“Bon appetit,” says the chef, who stands by our table, watching. The two girls look at their dishes, delighted. They ordered salad and tuna. They got exactly the same as me. A cube in the middle of a gigantic dish. “Well, dig in,” says the blonde. Dig in? What? I pick it up and put it in my mouth. It’s not bad for about four seconds. Then it’s done. “Superb,” says the brunette. “Yes, you can appreciate the quality. This tuna was clearly raised in the wild.” She stops for a moment, focusing on her meal. “It had to swim up rivers, surviving wild bears and other furtive attackers to breed.” Is this really happening? “Indeed,” says the blonde. “I can feel the care put into nurturing this exquisite blend of vegetables, grown exclusively to produce this single experience. Astonishing.”

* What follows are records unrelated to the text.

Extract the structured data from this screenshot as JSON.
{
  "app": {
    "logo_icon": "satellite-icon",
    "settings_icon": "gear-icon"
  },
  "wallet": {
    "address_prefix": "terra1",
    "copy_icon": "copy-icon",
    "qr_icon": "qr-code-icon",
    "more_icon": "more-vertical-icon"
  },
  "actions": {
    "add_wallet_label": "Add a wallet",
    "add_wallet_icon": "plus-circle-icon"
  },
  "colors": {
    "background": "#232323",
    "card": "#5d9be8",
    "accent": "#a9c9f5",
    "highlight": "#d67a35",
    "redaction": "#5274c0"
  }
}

Now they look at me as though expecting similar crap. “It’s… interesting,” I say. “What do you mean, just ‘interesting’?” the blonde asks disappointed. “Now, come on,” stops her the brunette. “By that she means she experienced something unmundane, something beyond the perfunctory city routine.” The blonde nods in agreement. I say nothing. The chef leaves, pleased with our reaction. “So what’s next, are we going to a water tasting party?” I ask trying to be ironical. “No, that’s this friday,” says the blonde unironically. “We’ll text you the details.” The brunette glances at me and smiles, telling me in secret she understood the irony.
“I’ll be right back. I have to, ugh, entertain the owner,” says the blonde tiredly, standing up. Her tone annoys me. “And don’t worry about the meal, it’s on the house,” she continues as she leaves. I watch her walking down her imaginary catwalk to the kitchen, showing off her body for all the people watching her in her imagination. “So tell me something about you,” the brunette says. I realize she has been staring at me. “Wh-what do you mean?” I ask. “Why are you here?” she asks. I look into her eyes. “I’m honestly not sure.”